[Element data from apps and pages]
# # # # # # #

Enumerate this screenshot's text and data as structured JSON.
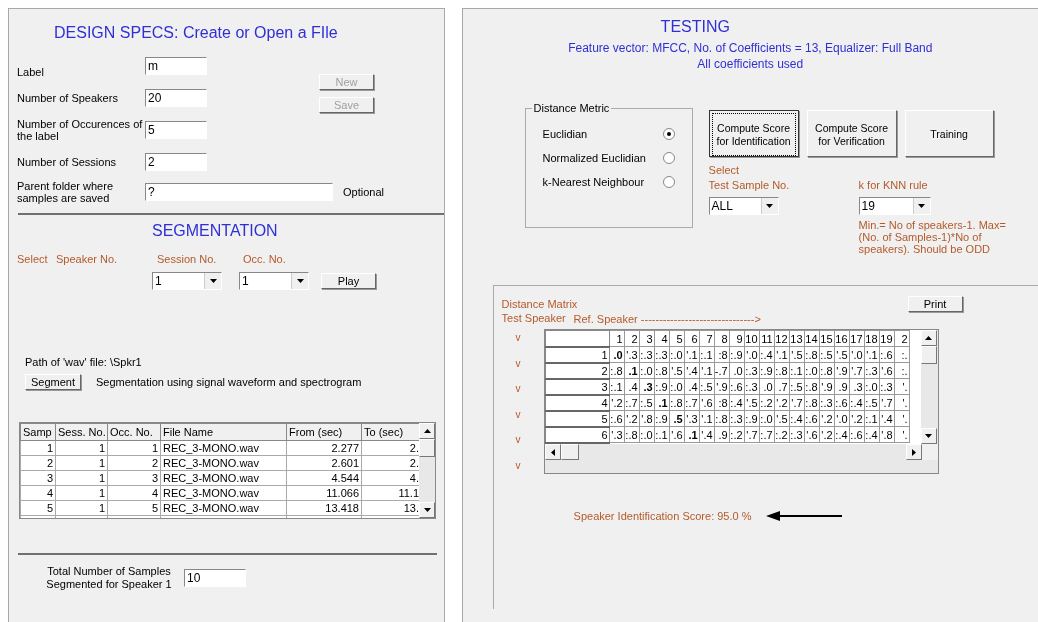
{
  "design_specs": {
    "title": "DESIGN SPECS: Create or Open a FIle",
    "fields": [
      {
        "label": "Label",
        "value": "m"
      },
      {
        "label": "Number of Speakers",
        "value": "20"
      },
      {
        "label": "Number of Occurences of the label",
        "value": "5"
      },
      {
        "label": "Number of Sessions",
        "value": "2"
      }
    ],
    "buttons": [
      {
        "label": "New",
        "disabled": true
      },
      {
        "label": "Save",
        "disabled": true
      }
    ],
    "parent_folder": {
      "label": "Parent folder where samples are saved",
      "value": "?",
      "note": "Optional"
    }
  },
  "segmentation": {
    "title": "SEGMENTATION",
    "select_label": "Select",
    "speaker_label": "Speaker No.",
    "session_label": "Session No.",
    "occ_label": "Occ. No.",
    "session_value": "1",
    "occ_value": "1",
    "play_button": "Play",
    "path_text": "Path of 'wav' file:  \\Spkr1",
    "segment_button": "Segment",
    "segment_note": "Segmentation using signal waveform and spectrogram",
    "table": {
      "columns": [
        "Samp",
        "Sess. No.",
        "Occ. No.",
        "File Name",
        "From (sec)",
        "To (sec)"
      ],
      "rows": [
        [
          "1",
          "1",
          "1",
          "REC_3-MONO.wav",
          "2.277",
          "2."
        ],
        [
          "2",
          "1",
          "2",
          "REC_3-MONO.wav",
          "2.601",
          "2."
        ],
        [
          "3",
          "1",
          "3",
          "REC_3-MONO.wav",
          "4.544",
          "4."
        ],
        [
          "4",
          "1",
          "4",
          "REC_3-MONO.wav",
          "11.066",
          "11.1"
        ],
        [
          "5",
          "1",
          "5",
          "REC_3-MONO.wav",
          "13.418",
          "13."
        ]
      ]
    },
    "total_label": "Total Number of Samples Segmented for Speaker 1",
    "total_value": "10"
  },
  "testing": {
    "title": "TESTING",
    "subtitle": "Feature vector: MFCC, No. of Coefficients = 13, Equalizer: Full Band",
    "subtitle2": "All coefficients used",
    "distance_metric": {
      "title": "Distance Metric",
      "options": [
        {
          "label": "Euclidian",
          "selected": true
        },
        {
          "label": "Normalized Euclidian",
          "selected": false
        },
        {
          "label": "k-Nearest Neighbour",
          "selected": false
        }
      ]
    },
    "buttons": [
      {
        "label": "Compute Score for Identification",
        "focused": true
      },
      {
        "label": "Compute Score for Verification",
        "focused": false
      },
      {
        "label": "Training",
        "focused": false
      }
    ],
    "select_label": "Select",
    "test_sample_label": "Test Sample No.",
    "test_sample_value": "ALL",
    "knn_label": "k for KNN rule",
    "knn_value": "19",
    "knn_note": "Min.= No of speakers-1. Max=(No. of Samples-1)*No of speakers). Should be ODD"
  },
  "distance_matrix": {
    "title": "Distance Matrix",
    "print_button": "Print",
    "test_speaker_label": "Test Speaker",
    "ref_speaker_label": "Ref. Speaker ------------------------------->",
    "markers": [
      "v",
      "v",
      "v",
      "v",
      "v",
      "v"
    ],
    "columns": [
      "1",
      "2",
      "3",
      "4",
      "5",
      "6",
      "7",
      "8",
      "9",
      "10",
      "11",
      "12",
      "13",
      "14",
      "15",
      "16",
      "17",
      "18",
      "19",
      "2"
    ],
    "rows": [
      {
        "label": "1",
        "cells": [
          {
            "t": ".0",
            "bold": true
          },
          {
            "t": "'.3",
            "bold": false
          },
          {
            "t": ":.3",
            "bold": false
          },
          {
            "t": ":.3",
            "bold": false
          },
          {
            "t": ":.0",
            "bold": false
          },
          {
            "t": "'.1",
            "bold": false
          },
          {
            "t": ":.1",
            "bold": false
          },
          {
            "t": ":8",
            "bold": false
          },
          {
            "t": ":.9",
            "bold": false
          },
          {
            "t": "'.0",
            "bold": false
          },
          {
            "t": ":.4",
            "bold": false
          },
          {
            "t": "'.1",
            "bold": false
          },
          {
            "t": "'.5",
            "bold": false
          },
          {
            "t": ":.8",
            "bold": false
          },
          {
            "t": ":.5",
            "bold": false
          },
          {
            "t": "'.5",
            "bold": false
          },
          {
            "t": "'.0",
            "bold": false
          },
          {
            "t": "'.1",
            "bold": false
          },
          {
            "t": ":.6",
            "bold": false
          },
          {
            "t": ":.",
            "bold": false
          }
        ]
      },
      {
        "label": "2",
        "cells": [
          {
            "t": ":.8",
            "bold": false
          },
          {
            "t": ".1",
            "bold": true
          },
          {
            "t": ":.0",
            "bold": false
          },
          {
            "t": ":.8",
            "bold": false
          },
          {
            "t": "'.5",
            "bold": false
          },
          {
            "t": "'.4",
            "bold": false
          },
          {
            "t": "'.1",
            "bold": false
          },
          {
            "t": "-.7",
            "bold": false
          },
          {
            "t": ".0",
            "bold": false
          },
          {
            "t": ":.3",
            "bold": false
          },
          {
            "t": ":.9",
            "bold": false
          },
          {
            "t": ":.8",
            "bold": false
          },
          {
            "t": ":.1",
            "bold": false
          },
          {
            "t": ":.0",
            "bold": false
          },
          {
            "t": ":.8",
            "bold": false
          },
          {
            "t": "'.9",
            "bold": false
          },
          {
            "t": "'.7",
            "bold": false
          },
          {
            "t": ":.3",
            "bold": false
          },
          {
            "t": "'.6",
            "bold": false
          },
          {
            "t": ":.",
            "bold": false
          }
        ]
      },
      {
        "label": "3",
        "cells": [
          {
            "t": ":.1",
            "bold": false
          },
          {
            "t": ".4",
            "bold": false
          },
          {
            "t": ".3",
            "bold": true
          },
          {
            "t": ":.9",
            "bold": false
          },
          {
            "t": ":.0",
            "bold": false
          },
          {
            "t": ".4",
            "bold": false
          },
          {
            "t": ":.5",
            "bold": false
          },
          {
            "t": "'.9",
            "bold": false
          },
          {
            "t": ":.6",
            "bold": false
          },
          {
            "t": ":.3",
            "bold": false
          },
          {
            "t": ".0",
            "bold": false
          },
          {
            "t": ".7",
            "bold": false
          },
          {
            "t": ":.5",
            "bold": false
          },
          {
            "t": ":.8",
            "bold": false
          },
          {
            "t": "'.9",
            "bold": false
          },
          {
            "t": ".9",
            "bold": false
          },
          {
            "t": ".3",
            "bold": false
          },
          {
            "t": ":.0",
            "bold": false
          },
          {
            "t": ":.3",
            "bold": false
          },
          {
            "t": "'.",
            "bold": false
          }
        ]
      },
      {
        "label": "4",
        "cells": [
          {
            "t": "'.2",
            "bold": false
          },
          {
            "t": ":.7",
            "bold": false
          },
          {
            "t": ":.5",
            "bold": false
          },
          {
            "t": ".1",
            "bold": true
          },
          {
            "t": ":.8",
            "bold": false
          },
          {
            "t": ":.7",
            "bold": false
          },
          {
            "t": "'.6",
            "bold": false
          },
          {
            "t": ":8",
            "bold": false
          },
          {
            "t": ":.4",
            "bold": false
          },
          {
            "t": "'.5",
            "bold": false
          },
          {
            "t": ":.2",
            "bold": false
          },
          {
            "t": "'.2",
            "bold": false
          },
          {
            "t": "'.7",
            "bold": false
          },
          {
            "t": ":.8",
            "bold": false
          },
          {
            "t": ":.3",
            "bold": false
          },
          {
            "t": ":.6",
            "bold": false
          },
          {
            "t": ":.4",
            "bold": false
          },
          {
            "t": ":.5",
            "bold": false
          },
          {
            "t": "'.7",
            "bold": false
          },
          {
            "t": "'.",
            "bold": false
          }
        ]
      },
      {
        "label": "5",
        "cells": [
          {
            "t": ":.6",
            "bold": false
          },
          {
            "t": "'.2",
            "bold": false
          },
          {
            "t": "'.8",
            "bold": false
          },
          {
            "t": ":.9",
            "bold": false
          },
          {
            "t": ".5",
            "bold": true
          },
          {
            "t": "'.3",
            "bold": false
          },
          {
            "t": "'.1",
            "bold": false
          },
          {
            "t": ":.8",
            "bold": false
          },
          {
            "t": ":.3",
            "bold": false
          },
          {
            "t": ":.9",
            "bold": false
          },
          {
            "t": ":.0",
            "bold": false
          },
          {
            "t": "'.5",
            "bold": false
          },
          {
            "t": ":.4",
            "bold": false
          },
          {
            "t": ":.6",
            "bold": false
          },
          {
            "t": "'.2",
            "bold": false
          },
          {
            "t": "'.0",
            "bold": false
          },
          {
            "t": "'.2",
            "bold": false
          },
          {
            "t": ":.1",
            "bold": false
          },
          {
            "t": "'.4",
            "bold": false
          },
          {
            "t": "'.",
            "bold": false
          }
        ]
      },
      {
        "label": "6",
        "cells": [
          {
            "t": "'.3",
            "bold": false
          },
          {
            "t": ":.8",
            "bold": false
          },
          {
            "t": ":.0",
            "bold": false
          },
          {
            "t": ":.1",
            "bold": false
          },
          {
            "t": "'.6",
            "bold": false
          },
          {
            "t": ".1",
            "bold": true
          },
          {
            "t": "'.4",
            "bold": false
          },
          {
            "t": ".9",
            "bold": false
          },
          {
            "t": ":.2",
            "bold": false
          },
          {
            "t": "'.7",
            "bold": false
          },
          {
            "t": ":.7",
            "bold": false
          },
          {
            "t": ":.2",
            "bold": false
          },
          {
            "t": ":.3",
            "bold": false
          },
          {
            "t": "'.6",
            "bold": false
          },
          {
            "t": "'.2",
            "bold": false
          },
          {
            "t": ":.4",
            "bold": false
          },
          {
            "t": ":.6",
            "bold": false
          },
          {
            "t": ":.4",
            "bold": false
          },
          {
            "t": "'.8",
            "bold": false
          },
          {
            "t": "'.",
            "bold": false
          }
        ]
      }
    ],
    "score_text": "Speaker Identification Score: 95.0 %"
  }
}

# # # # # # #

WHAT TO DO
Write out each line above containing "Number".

ANSWER
        "label": "Number of Speakers",
        "label": "Number of Occurences of the label",
        "label": "Number of Sessions",
    "total_label": "Total Number of Samples Segmented for Speaker 1",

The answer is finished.